So what does it say?

First, it is an overview of China's foreign assistance from 2010-2012, rather than a forward-looking strategy. But this is an improvement on the first paper, which was an overview of the entire aid program across its 60-year history.

How much?

Over the 2010-12 three-year period, the White Paper says China provided US$14.41 billion of aid in three forms:

Where?

121 countries, including 51 in Africa, 30 in Asia, 19 in Latin America & the Caribbean, 12 in Europe and 9 in Oceania.

Principles

There's an interesting new addition to the list of basic principles underpinning China's provision of assistance: 'keeping promise'. The others are more familiar, and rather repetitive: mutual respect, equality, mutual benefits, and win-win.

Priorities
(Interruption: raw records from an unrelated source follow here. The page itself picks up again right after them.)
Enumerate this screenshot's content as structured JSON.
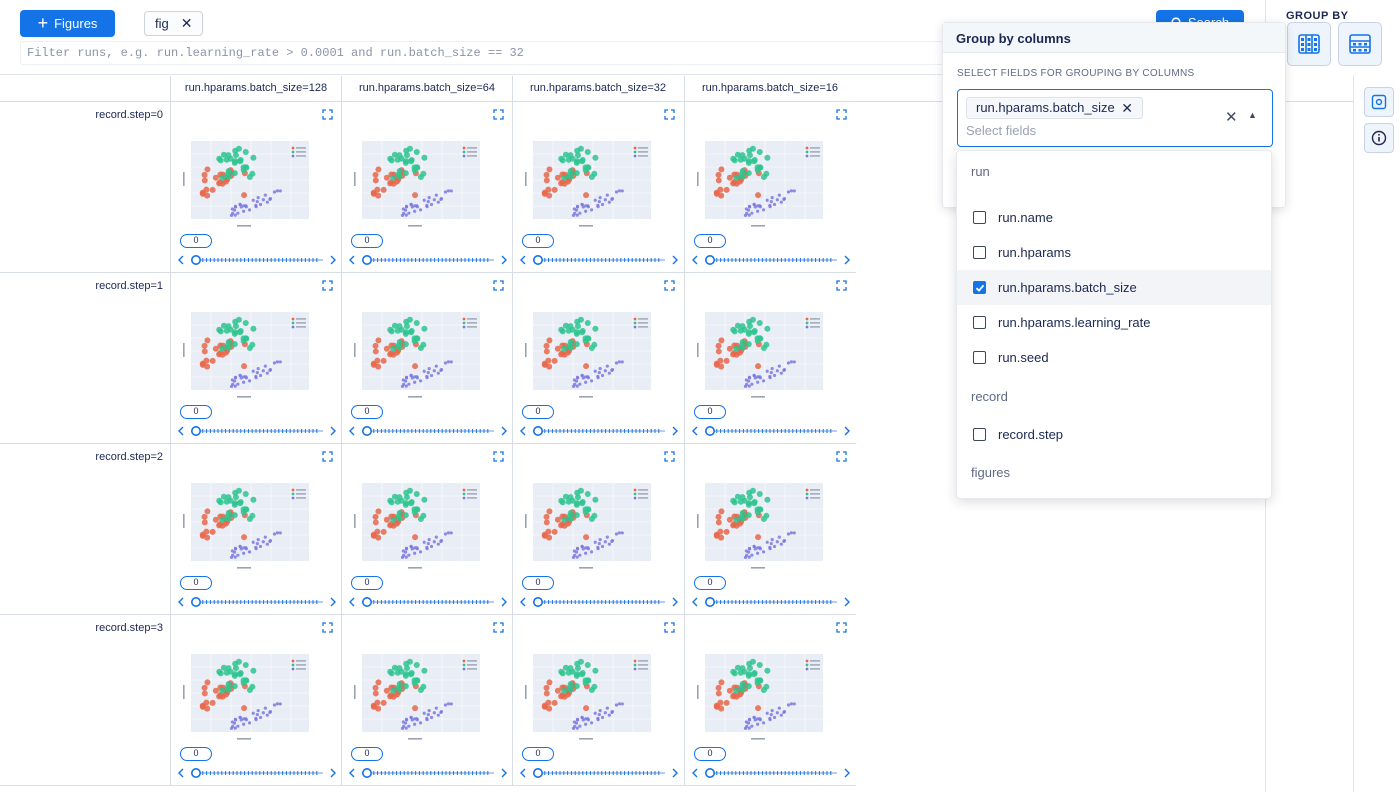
{
  "toolbar": {
    "figures_button": "Figures",
    "explore_chip": "fig",
    "search_button": "Search",
    "filter_placeholder": "Filter runs, e.g. run.learning_rate > 0.0001 and run.batch_size == 32"
  },
  "group_by": {
    "label": "GROUP BY"
  },
  "grid": {
    "columns": [
      "run.hparams.batch_size=128",
      "run.hparams.batch_size=64",
      "run.hparams.batch_size=32",
      "run.hparams.batch_size=16"
    ],
    "rows": [
      "record.step=0",
      "record.step=1",
      "record.step=2",
      "record.step=3"
    ],
    "step_value": "0"
  },
  "popup": {
    "title": "Group by columns",
    "subtitle": "SELECT FIELDS FOR GROUPING BY COLUMNS",
    "selected_chip": "run.hparams.batch_size",
    "placeholder": "Select fields",
    "groups": [
      {
        "name": "run",
        "items": [
          {
            "label": "run.name",
            "checked": false
          },
          {
            "label": "run.hparams",
            "checked": false
          },
          {
            "label": "run.hparams.batch_size",
            "checked": true
          },
          {
            "label": "run.hparams.learning_rate",
            "checked": false
          },
          {
            "label": "run.seed",
            "checked": false
          }
        ]
      },
      {
        "name": "record",
        "items": [
          {
            "label": "record.step",
            "checked": false
          }
        ]
      },
      {
        "name": "figures",
        "items": []
      }
    ]
  },
  "colors": {
    "accent": "#1473e6",
    "setosa": "#e8664a",
    "versicolor": "#2ec48f",
    "virginica": "#7b78e0",
    "plot_bg": "#e9edf5"
  }
}
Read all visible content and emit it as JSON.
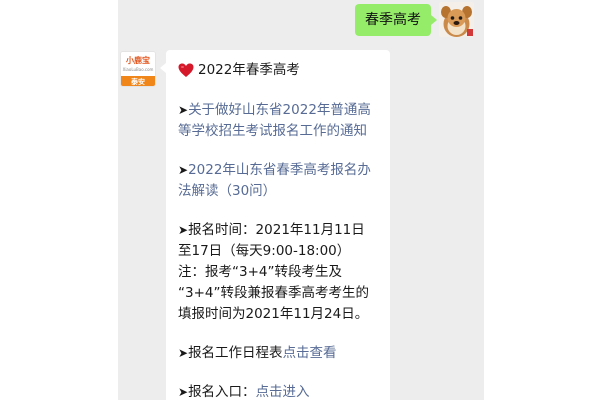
{
  "outgoing": {
    "text": "春季高考"
  },
  "sender": {
    "brand": "小鹿宝",
    "url": "XiaoLuBao.com",
    "city": "泰安"
  },
  "message": {
    "title": "2022年春季高考",
    "link1": "关于做好山东省2022年普通高等学校招生考试报名工作的通知",
    "link2": "2022年山东省春季高考报名办法解读（30问）",
    "reg_time": "报名时间：2021年11月11日至17日（每天9:00-18:00）",
    "note": "注：报考“3+4”转段考生及 “3+4”转段兼报春季高考考生的填报时间为2021年11月24日。",
    "schedule_text": "报名工作日程表",
    "schedule_link": "点击查看",
    "entry_text": "报名入口：",
    "entry_link": "点击进入"
  },
  "colors": {
    "chat_bg": "#ededed",
    "outgoing_bubble": "#95ec69",
    "link": "#576b95",
    "avatar_orange": "#f08519"
  },
  "icons": {
    "title_icon": "heart-icon",
    "bullet_icon": "arrow-bullet-icon"
  }
}
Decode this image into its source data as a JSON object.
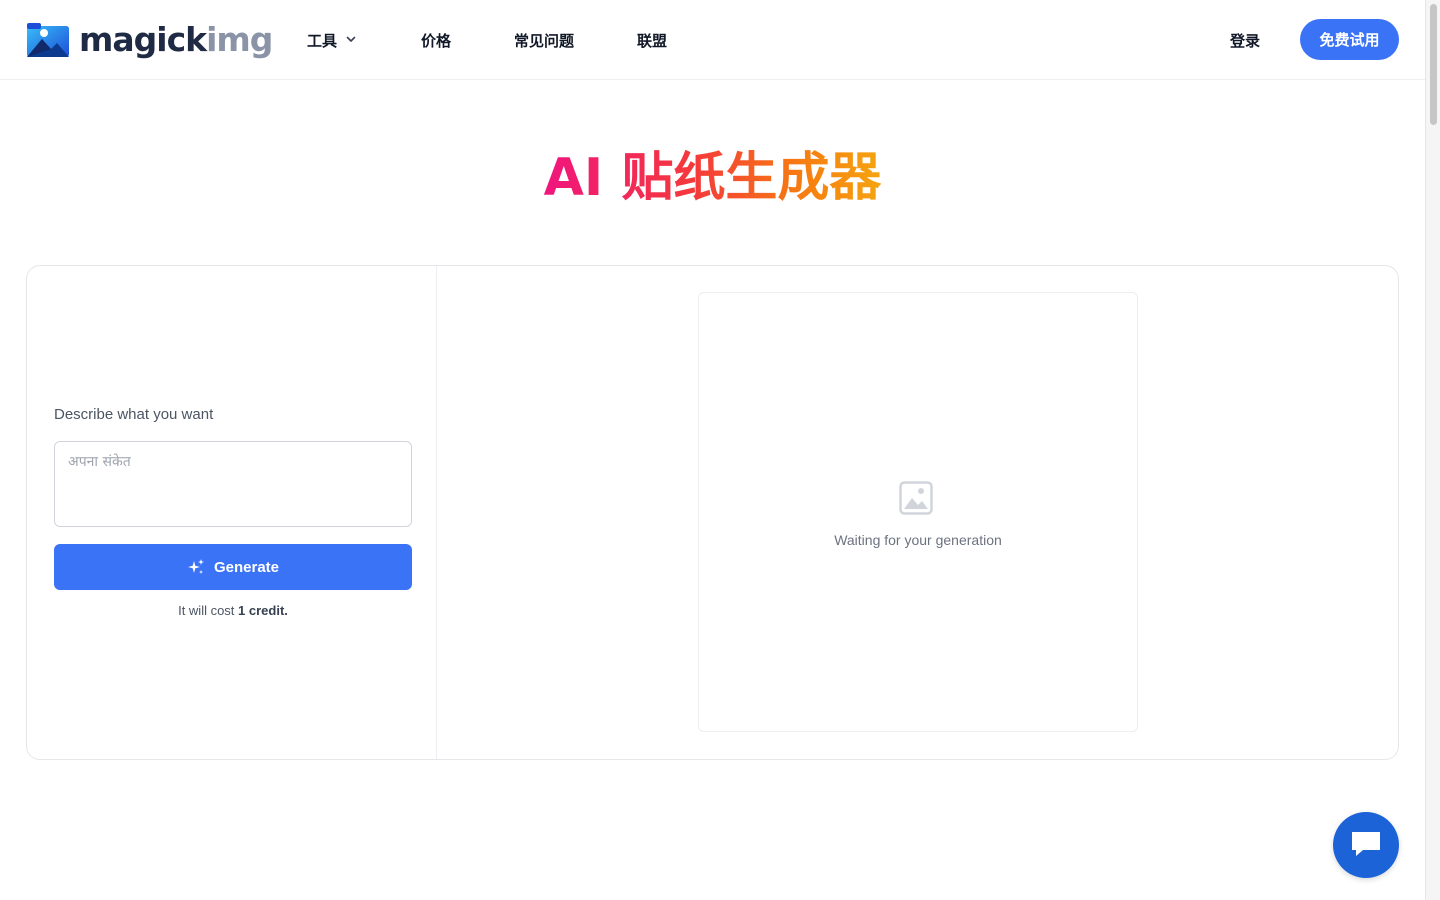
{
  "header": {
    "logo": {
      "part1": "magick",
      "part2": "img"
    },
    "nav": {
      "tools": "工具",
      "pricing": "价格",
      "faq": "常见问题",
      "alliance": "联盟"
    },
    "login": "登录",
    "trial_button": "免费试用"
  },
  "main": {
    "title": "AI 贴纸生成器",
    "form": {
      "label": "Describe what you want",
      "prompt_placeholder": "अपना संकेत",
      "prompt_value": "",
      "generate_label": "Generate",
      "cost_prefix": "It will cost ",
      "cost_value": "1 credit."
    },
    "preview": {
      "waiting_text": "Waiting for your generation"
    }
  },
  "colors": {
    "primary": "#3b73f6",
    "title_gradient": [
      "#f0157e",
      "#f43a3a",
      "#f77a12",
      "#f5a40f"
    ],
    "chat": "#1d63d8"
  },
  "icons": {
    "logo": "mountain-image-icon",
    "tools_dropdown": "chevron-down-icon",
    "generate": "sparkle-icon",
    "preview": "image-placeholder-icon",
    "chat": "chat-bubble-icon"
  }
}
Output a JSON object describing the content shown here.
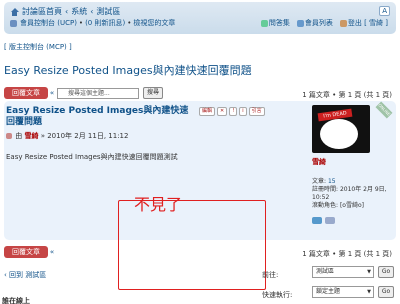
{
  "nav": {
    "breadcrumb": [
      "討論區首頁",
      "系統",
      "測試區"
    ],
    "font_ctrl": "A",
    "user_links": [
      "會員控制台 (UCP)",
      "(0 則新訊息)",
      "檢視您的文章"
    ],
    "right_links": [
      "問答集",
      "會員列表",
      "登出 [ 雪綺 ]"
    ]
  },
  "mcp_link": "[ 版主控制台 (MCP) ]",
  "topic_title": "Easy Resize Posted Images與內建快速回覆問題",
  "reply_button": "回覆文章",
  "search_placeholder": "搜尋這個主題...",
  "search_button": "搜尋",
  "pagination_top": "1 篇文章 • 第 1 頁 (共 1 頁)",
  "post": {
    "title": "Easy Resize Posted Images與內建快速回覆問題",
    "meta_prefix": "由",
    "author": "雪綺",
    "date": "» 2010年 2月 11日, 11:12",
    "body": "Easy Resize Posted Images與內建快速回覆問題測試",
    "buttons": [
      "編輯",
      "✕",
      "!",
      "i",
      "引言"
    ]
  },
  "profile": {
    "avatar_text": "I'm DEAD",
    "online_badge": "ONLINE",
    "username": "雪綺",
    "posts_label": "文章:",
    "posts_value": "15",
    "joined_label": "註冊時間:",
    "joined_value": "2010年 2月 9日, 10:52",
    "rank_label": "滾動角色:",
    "rank_value": "[o雪綺o]"
  },
  "annotation": "不見了",
  "pagination_bottom": "1 篇文章 • 第 1 頁 (共 1 頁)",
  "back_link": "‹ 回到 測試區",
  "jump": {
    "label": "前往:",
    "value": "測試區",
    "go": "Go"
  },
  "quick_actions": {
    "label": "快速執行:",
    "value": "鎖定主題",
    "go": "Go"
  },
  "who_online": "誰在線上"
}
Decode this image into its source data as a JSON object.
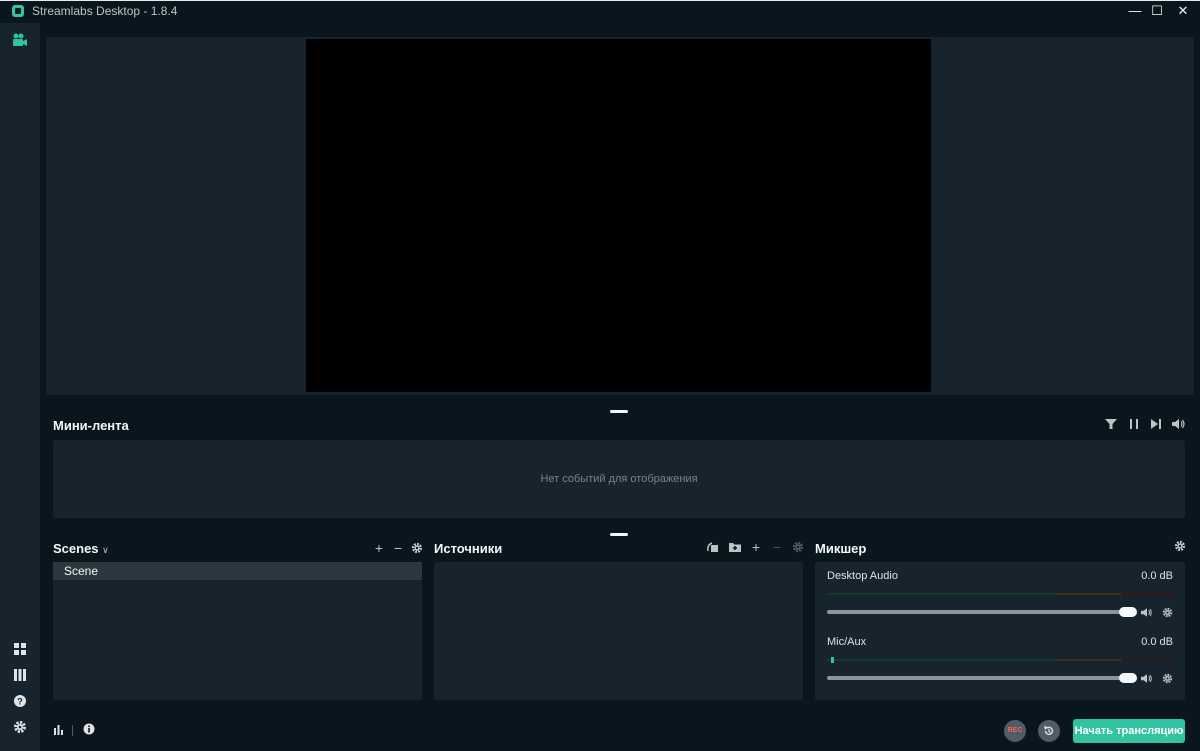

The White Paper focuses on two key themes: 'helping improve people's livelihood' and 'promoting economic and social development'. It is interesting to see what is prioritised under these broad headings.

Under the first theme, the White Paper states that 'one of the important objectives of China's foreign assistance is to support developing countries to reduce poverty and improve the livelihood of their peoples' (Australian aid watchers will note there's no explicit mention of 'national interest').

Also under the first theme, China focuses on agricultural development, improving the level of education, improvement of medical and health services, building public welfare facilities, and humanitarian aid. While we still don't have any specific country data, there are some good examples and cumulative figures for each of these sectors. For example, between 2010-12 China completed agricultural demonstration centres in 17 countries, constructed 80 medical centres and undertook 29 well-drilling and water-supply projects.

The second priority, promoting economic and social development, is more interesting. The White Paper emphasises improving infrastructure, strengthening capacity building, promoting trade development, and strengthening environmental protection. There are some notable overlaps with the Australian Government's (and others') focus on 'economic diplomacy'. Examples include promoting exports to China through offering zero tariff treatment to least-developed countries.

Finally, the White Paper devotes significant attention to regional and international cooperation. We discover that in 2010-12 China contributed a total of US$285 million to multilateral organisations, including the UN, the World Bank, IMF and Global Fund to Fight AIDS, Tuberculosis and Malaria. As I mentioned in a post earlier this week, most of China's aid is distributed bilaterally. New Zealand will be pleased that its 'world-first' trilateral cooperation project with China in the Cook Islands got a mention (Australia's pilot cooperation with China in PNG didn't).

The future

The final paragraph offers a hint of where the aid program is heading.

China will continue to increase the input in foreign assistance, further optimize assistance structure, highlight key aspects, innovate assistance means, raise the efficiency of capital utilization, effectively help recipient countries improve their people's well-being and enhance their capability of independent development. China is willing to work with the international community to share opportunities, meet challenges, strive to realize the world's dream of lasting peace and common prosperity, and make greater contribution to the development of mankind.

In short, the White Paper is heavy on cumulative detail and light on country specifics, but it is a definite improvement on the broad overview of the first White Paper. The stated priorities offer an insight into how China conceptualises its aid program.